In February 2003 while exercising at the gym with his wife Linda, Bill had a heart attack and collapsed. “We were both nearing the end of a one-hour exercise programme,” he says. “I was pushing myself as usual and thinking of what had happened to my dad. Suddenly, I went unconscious and keeled over.”
As a result of the heart attack, his heart went into ventricular fibrillation and he suffered a cardiac arrest. Luckily, a local doctor and a nurse were both in the gym and resuscitated him with CPR. Bill says: “Without a doubt they helped to save my life. The gym phoned for an ambulance, and within minutes a paramedic arrived. He used a shocking device to reset my heart rhythm.”
A strong family history of heart disease is one of the indicators that you may also be at risk of cardiovascular disease. A family history means if your father, mother, brother or sister developed coronary heart disease or had a stroke at a young age (under 65 for women, and under 55 for men).
Those aged over 40 are entitled to a free risk assessment, which in England is known as the NHS Health Check. You will then be given support to manage that risk.
Modifiable risk factors include being overweight, type 2 diabetes, high blood pressure, high cholesterol, physical inactivity and smoking. Non-modifiable risk factors, which you can’t do anything about, include age, gender, ethnicity and family history. If you have a family history of heart disease, it’s even more important to keep active and eat healthily.
Read more about NHS health checks
While Bill was being stretchered from the gym, his son-in-law arrived to go swimming with Bill’s eldest grandson Joshua. “It was an enormous shock to them and has had quite an effect on Josh. If it’s ever mentioned, he struggles to talk about it. So do I, if I’m honest,” says Bill. Four days after being admitted to hospital Bill’s heart again went into VF and he had another cardiac arrest, once more needing defibrillation. Several weeks later, Bill was discharged. “Those first few weeks were frightening, particularly at bedtime, always worrying if you were going to have another attack.”
When something like this happens, it isn’t just you who’s affected – it affects you as a whole family
Later, he was referred to City Hospital, Nottingham where he had an angiogram, which resulted in an angioplasty and two stents. Bill had cardiac rehabilitation and, in November 2003, was preparing to go back to work. He’d been enjoying a round of golf with his golfing partner, Alan Peatfield.
“The weather was foul and we decided to call it a day after nine holes,” says Bill. “We retreated to the clubhouse to have a hot cup of tea and some toast. I never got to finish either of them. Within minutes of sitting down, I felt pains across my chest, and Alan said the colour drained out of me.” Alan rushed Bill to the nearby A&E where his heart went into VF for the third time.
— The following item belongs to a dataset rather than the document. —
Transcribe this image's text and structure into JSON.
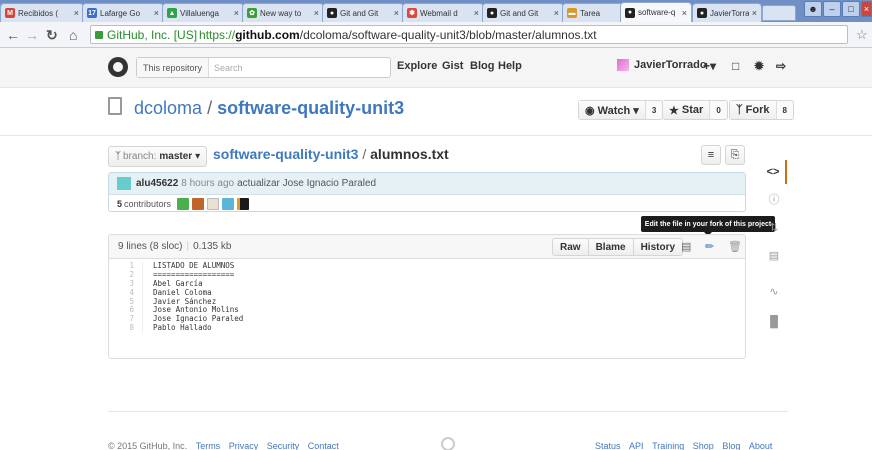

Peace of mind
After further tests, doctors recommended fitting Bill with an implantable cardioverter defibrillator (ICD). ICDs are commonly fitted in people such as Bill who have previously had a cardiac arrest due to VF, and are at risk of having it again. An ICD won’t prevent another cardiac arrest, but it will help return the heart rhythm to normal if someone suffers a cardiac arrest as the result of a VF. “A device like that is a godsend,” says Bill. “It felt as if I had a guardian angel watching over me.”
However, that wasn’t the case for Bill’s wife, Linda, who still felt anxious. He says: “When I first came home my wife used to go to sleep with her arm across my chest. She was praying nothing would happen.” He’s conscious that a family history of heart disease could affect his son, Andrew, and has spoken to him about the importance of keeping active.
As for Bill, he’s back playing golf, going to the gym, helping his daughter look after her allotment and looking forward to the future. “When I was 60, Linda organised a big party and all my friends were there, and some of my consultants. I said I was looking forward to seeing everyone on my 70th birthday. It’s almost here and I can’t wait to celebrate.”
Learn more about cardiac arrests
How you can help
If you're there when someone has a cardiac arrest, call 999 as quickly as possible and perform CPR. To learn how, watch the BHF's video featuring Vinnie Jones